Scan the entries that follow and copy out every line containing "this".

-*-

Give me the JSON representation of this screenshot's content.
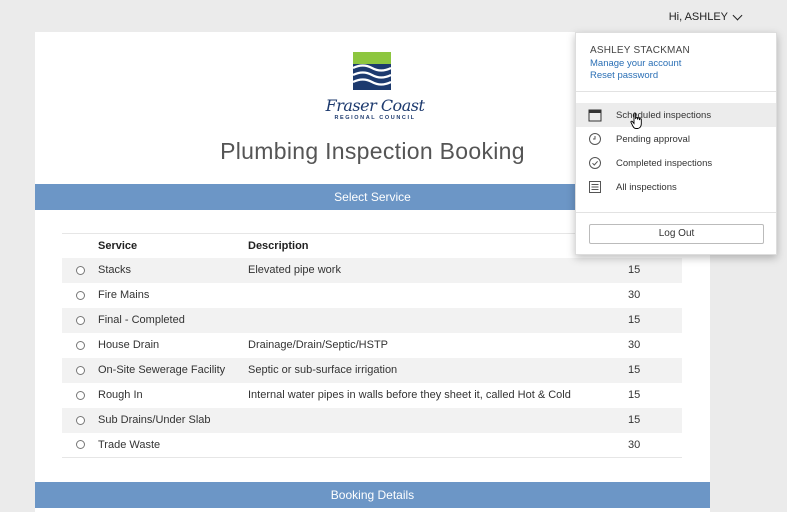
{
  "header": {
    "greeting": "Hi, ASHLEY"
  },
  "logo": {
    "name": "Fraser Coast",
    "subtitle": "REGIONAL COUNCIL"
  },
  "page": {
    "title": "Plumbing Inspection Booking"
  },
  "sections": {
    "select_service": "Select Service",
    "booking_details": "Booking Details"
  },
  "table": {
    "headers": {
      "service": "Service",
      "description": "Description"
    },
    "rows": [
      {
        "service": "Stacks",
        "description": "Elevated pipe work",
        "value": "15"
      },
      {
        "service": "Fire Mains",
        "description": "",
        "value": "30"
      },
      {
        "service": "Final - Completed",
        "description": "",
        "value": "15"
      },
      {
        "service": "House Drain",
        "description": "Drainage/Drain/Septic/HSTP",
        "value": "30"
      },
      {
        "service": "On-Site Sewerage Facility",
        "description": "Septic or sub-surface irrigation",
        "value": "15"
      },
      {
        "service": "Rough In",
        "description": "Internal water pipes in walls before they sheet it, called Hot & Cold",
        "value": "15"
      },
      {
        "service": "Sub Drains/Under Slab",
        "description": "",
        "value": "15"
      },
      {
        "service": "Trade Waste",
        "description": "",
        "value": "30"
      }
    ]
  },
  "dropdown": {
    "name": "ASHLEY STACKMAN",
    "manage_account": "Manage your account",
    "reset_password": "Reset password",
    "items": [
      {
        "label": "Scheduled inspections",
        "icon": "calendar-icon"
      },
      {
        "label": "Pending approval",
        "icon": "clock-icon"
      },
      {
        "label": "Completed inspections",
        "icon": "check-circle-icon"
      },
      {
        "label": "All inspections",
        "icon": "list-icon"
      }
    ],
    "logout": "Log Out"
  },
  "colors": {
    "section_bar": "#6c96c6",
    "link": "#2a6fb5",
    "logo_blue": "#1d3a6e",
    "logo_green": "#8dc63f"
  }
}
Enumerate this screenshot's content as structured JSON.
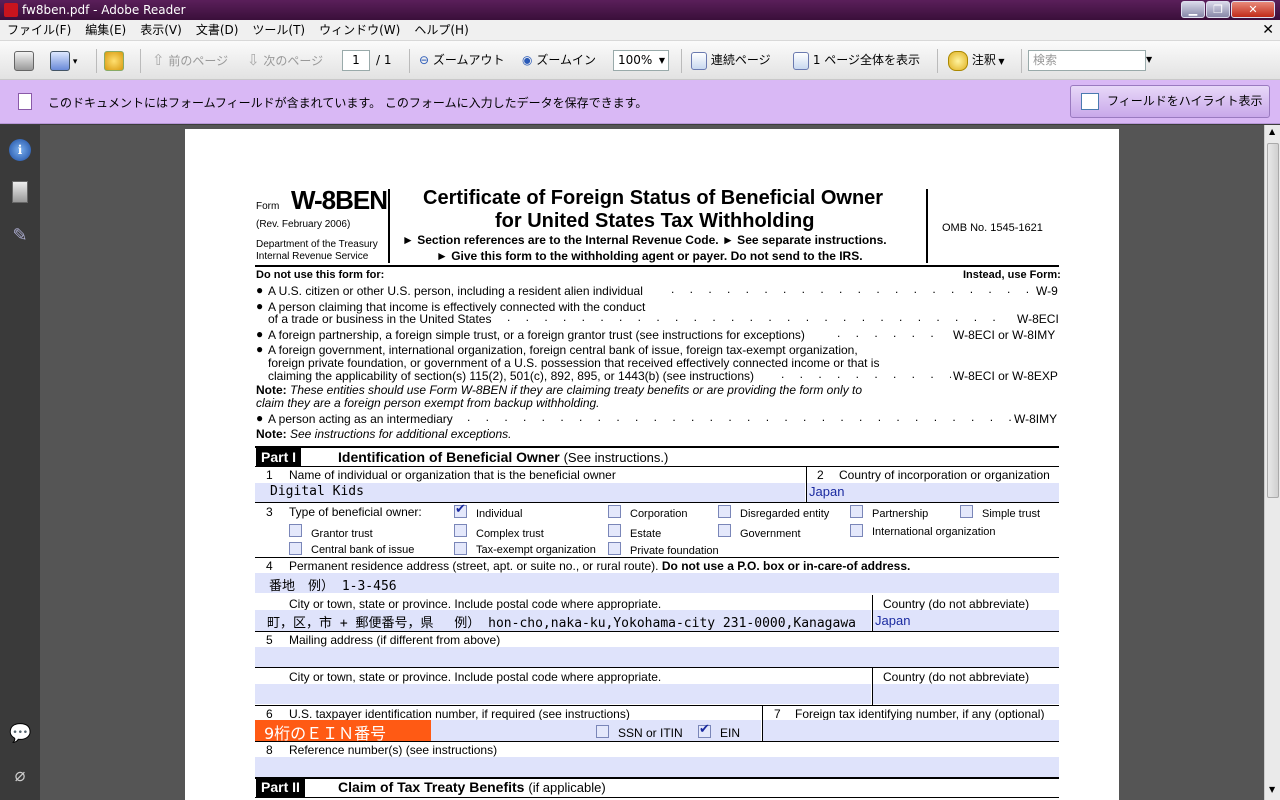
{
  "window": {
    "title": "fw8ben.pdf - Adobe Reader"
  },
  "menu": [
    "ファイル(F)",
    "編集(E)",
    "表示(V)",
    "文書(D)",
    "ツール(T)",
    "ウィンドウ(W)",
    "ヘルプ(H)"
  ],
  "toolbar": {
    "prev_page": "前のページ",
    "next_page": "次のページ",
    "page_current": "1",
    "page_total": "/ 1",
    "zoom_out": "ズームアウト",
    "zoom_in": "ズームイン",
    "zoom_level": "100%",
    "continuous": "連続ページ",
    "fit_page": "1 ページ全体を表示",
    "comment": "注釈",
    "search_placeholder": "検索"
  },
  "notice": {
    "text": "このドキュメントにはフォームフィールドが含まれています。 このフォームに入力したデータを保存できます。",
    "highlight_button": "フィールドをハイライト表示"
  },
  "form": {
    "form_word": "Form",
    "form_id": "W-8BEN",
    "rev": "(Rev. February 2006)",
    "dept1": "Department of the Treasury",
    "dept2": "Internal Revenue Service",
    "title1": "Certificate of Foreign Status of Beneficial Owner",
    "title2": "for United States Tax Withholding",
    "sub1": "► Section references are to the Internal Revenue Code.   ► See separate instructions.",
    "sub2": "► Give this form to the withholding agent or payer. Do not send to the IRS.",
    "omb": "OMB No. 1545-1621",
    "do_not_use": "Do not use this form for:",
    "instead": "Instead, use Form:",
    "b1": "A U.S. citizen or other U.S. person, including a resident alien individual",
    "b1f": "W-9",
    "b2a": "A person claiming that income is effectively connected with the conduct",
    "b2b": "of a trade or business in the United States",
    "b2f": "W-8ECI",
    "b3": "A foreign partnership, a foreign simple trust, or a foreign grantor trust (see instructions for exceptions)",
    "b3f": "W-8ECI or W-8IMY",
    "b4a": "A foreign government, international organization, foreign central bank of issue, foreign tax-exempt organization,",
    "b4b": "foreign private foundation, or government of a U.S. possession that received effectively connected income or that is",
    "b4c": "claiming the applicability of section(s) 115(2), 501(c), 892, 895, or 1443(b) (see instructions)",
    "b4f": "W-8ECI or W-8EXP",
    "note1_label": "Note:",
    "note1a": "These entities should use Form W-8BEN if they are claiming treaty benefits or are providing the form only to",
    "note1b": "claim they are a foreign person exempt from backup withholding.",
    "b5": "A person acting as an intermediary",
    "b5f": "W-8IMY",
    "note2_label": "Note:",
    "note2": "See instructions for additional exceptions.",
    "part1_label": "Part I",
    "part1_title": "Identification of Beneficial Owner",
    "part1_hint": "(See instructions.)",
    "l1": "Name of individual or organization that is the beneficial owner",
    "l1_value": "Digital Kids",
    "l2": "Country of incorporation or organization",
    "l2_value": "Japan",
    "l3": "Type of beneficial owner:",
    "owner_types": {
      "individual": "Individual",
      "corporation": "Corporation",
      "disregarded": "Disregarded entity",
      "partnership": "Partnership",
      "simple_trust": "Simple trust",
      "grantor_trust": "Grantor trust",
      "complex_trust": "Complex trust",
      "estate": "Estate",
      "government": "Government",
      "intl_org": "International organization",
      "central_bank": "Central bank of issue",
      "tax_exempt": "Tax-exempt organization",
      "private_foundation": "Private foundation"
    },
    "l4": "Permanent residence address (street, apt. or suite no., or rural route).",
    "l4_bold": "Do not use a P.O. box or in-care-of address.",
    "l4_value": "番地　例） 1-3-456",
    "city_label": "City or town, state or province. Include postal code where appropriate.",
    "country_label": "Country (do not abbreviate)",
    "city_value": "町，区，市 + 郵便番号，県　 例） hon-cho,naka-ku,Yokohama-city 231-0000,Kanagawa",
    "country_value": "Japan",
    "l5": "Mailing address (if different from above)",
    "city2_label": "City or town, state or province. Include postal code where appropriate.",
    "country2_label": "Country (do not abbreviate)",
    "l6": "U.S. taxpayer identification number, if required (see instructions)",
    "l6_value": "9桁のＥＩＮ番号",
    "ssn": "SSN or ITIN",
    "ein": "EIN",
    "l7": "Foreign tax identifying number, if any (optional)",
    "l8": "Reference number(s) (see instructions)",
    "part2_label": "Part II",
    "part2_title": "Claim of Tax Treaty Benefits",
    "part2_hint": "(if applicable)",
    "n1": "1",
    "n2": "2",
    "n3": "3",
    "n4": "4",
    "n5": "5",
    "n6": "6",
    "n7": "7",
    "n8": "8"
  }
}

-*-

• Written answer:
Give me the JSON representation of this screenshot's content.
Enumerate this screenshot's content as structured JSON.
    "sub2": "► Give this form to the withholding agent or payer. Do not send to the IRS.",
    "do_not_use": "Do not use this form for:",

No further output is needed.